▼

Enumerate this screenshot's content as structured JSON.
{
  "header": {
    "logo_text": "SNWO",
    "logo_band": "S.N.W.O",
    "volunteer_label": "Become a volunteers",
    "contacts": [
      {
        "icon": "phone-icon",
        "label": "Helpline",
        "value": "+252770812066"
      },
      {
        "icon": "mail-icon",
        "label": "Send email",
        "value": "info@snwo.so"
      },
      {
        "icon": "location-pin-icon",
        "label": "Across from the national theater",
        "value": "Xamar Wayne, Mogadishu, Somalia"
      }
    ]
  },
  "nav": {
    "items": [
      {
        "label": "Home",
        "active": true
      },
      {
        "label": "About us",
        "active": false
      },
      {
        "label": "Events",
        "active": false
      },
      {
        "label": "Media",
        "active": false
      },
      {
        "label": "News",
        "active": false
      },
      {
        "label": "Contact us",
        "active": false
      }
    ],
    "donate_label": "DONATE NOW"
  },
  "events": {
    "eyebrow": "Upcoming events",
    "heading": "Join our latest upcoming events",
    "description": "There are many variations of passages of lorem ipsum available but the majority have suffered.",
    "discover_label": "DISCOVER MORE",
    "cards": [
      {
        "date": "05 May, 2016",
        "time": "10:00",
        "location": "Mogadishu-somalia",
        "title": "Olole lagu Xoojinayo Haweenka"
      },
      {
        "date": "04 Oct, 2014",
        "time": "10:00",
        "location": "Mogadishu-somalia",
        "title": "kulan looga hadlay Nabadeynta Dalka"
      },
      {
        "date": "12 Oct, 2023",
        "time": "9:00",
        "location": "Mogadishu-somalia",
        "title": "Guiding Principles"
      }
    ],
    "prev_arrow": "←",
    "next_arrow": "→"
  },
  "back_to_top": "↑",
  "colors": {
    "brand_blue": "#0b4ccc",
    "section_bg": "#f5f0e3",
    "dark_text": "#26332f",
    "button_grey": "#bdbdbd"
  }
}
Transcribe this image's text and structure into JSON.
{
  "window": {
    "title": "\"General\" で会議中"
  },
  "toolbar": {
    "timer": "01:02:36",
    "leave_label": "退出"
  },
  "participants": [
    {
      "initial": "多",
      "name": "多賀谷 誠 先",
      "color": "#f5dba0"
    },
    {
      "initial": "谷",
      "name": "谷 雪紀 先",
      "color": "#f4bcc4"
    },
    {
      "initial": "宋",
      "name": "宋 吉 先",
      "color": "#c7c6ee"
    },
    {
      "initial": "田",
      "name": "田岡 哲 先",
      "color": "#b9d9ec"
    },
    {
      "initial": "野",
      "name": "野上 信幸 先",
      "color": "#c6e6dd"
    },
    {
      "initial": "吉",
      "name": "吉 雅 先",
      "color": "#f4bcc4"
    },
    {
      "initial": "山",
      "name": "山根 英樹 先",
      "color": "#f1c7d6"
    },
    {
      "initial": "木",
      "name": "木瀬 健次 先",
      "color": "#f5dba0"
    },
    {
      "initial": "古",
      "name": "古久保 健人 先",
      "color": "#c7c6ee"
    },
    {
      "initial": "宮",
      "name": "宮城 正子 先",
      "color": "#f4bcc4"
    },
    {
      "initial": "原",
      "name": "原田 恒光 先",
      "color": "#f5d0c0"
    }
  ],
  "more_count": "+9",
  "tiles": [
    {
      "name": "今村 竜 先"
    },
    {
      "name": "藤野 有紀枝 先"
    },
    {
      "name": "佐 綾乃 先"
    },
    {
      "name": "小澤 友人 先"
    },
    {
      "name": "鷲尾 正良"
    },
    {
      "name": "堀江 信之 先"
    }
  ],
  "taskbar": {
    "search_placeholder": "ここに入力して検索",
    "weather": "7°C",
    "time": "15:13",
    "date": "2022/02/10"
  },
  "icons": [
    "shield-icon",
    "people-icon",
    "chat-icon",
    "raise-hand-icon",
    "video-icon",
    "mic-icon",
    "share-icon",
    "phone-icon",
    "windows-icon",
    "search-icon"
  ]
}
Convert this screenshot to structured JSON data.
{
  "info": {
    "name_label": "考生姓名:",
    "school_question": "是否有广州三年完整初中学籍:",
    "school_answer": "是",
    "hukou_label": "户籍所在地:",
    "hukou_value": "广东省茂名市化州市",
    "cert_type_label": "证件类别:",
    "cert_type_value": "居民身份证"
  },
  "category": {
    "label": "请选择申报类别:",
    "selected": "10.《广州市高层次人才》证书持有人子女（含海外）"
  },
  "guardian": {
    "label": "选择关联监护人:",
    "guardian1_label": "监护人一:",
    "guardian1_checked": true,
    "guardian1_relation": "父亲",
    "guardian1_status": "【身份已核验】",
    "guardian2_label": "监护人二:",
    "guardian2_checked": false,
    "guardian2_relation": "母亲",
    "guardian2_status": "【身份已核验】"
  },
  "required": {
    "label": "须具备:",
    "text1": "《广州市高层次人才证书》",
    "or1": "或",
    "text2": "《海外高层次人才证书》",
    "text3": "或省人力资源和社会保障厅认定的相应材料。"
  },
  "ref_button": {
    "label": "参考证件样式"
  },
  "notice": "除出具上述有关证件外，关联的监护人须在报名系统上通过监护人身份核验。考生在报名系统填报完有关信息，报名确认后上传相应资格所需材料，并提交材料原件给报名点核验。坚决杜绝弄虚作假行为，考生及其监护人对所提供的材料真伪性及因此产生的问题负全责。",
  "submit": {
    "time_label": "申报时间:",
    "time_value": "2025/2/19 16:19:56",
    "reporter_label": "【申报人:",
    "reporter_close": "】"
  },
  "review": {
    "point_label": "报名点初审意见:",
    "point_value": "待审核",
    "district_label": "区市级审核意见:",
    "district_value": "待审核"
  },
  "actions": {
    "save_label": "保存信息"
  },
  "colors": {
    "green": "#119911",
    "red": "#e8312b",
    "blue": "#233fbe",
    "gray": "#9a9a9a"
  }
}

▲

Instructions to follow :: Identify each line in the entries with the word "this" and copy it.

Your response ::
Enumerate this screenshot's content as structured JSON.
Transcribe this image's text and structure into JSON.
Convert this screenshot to structured JSON data.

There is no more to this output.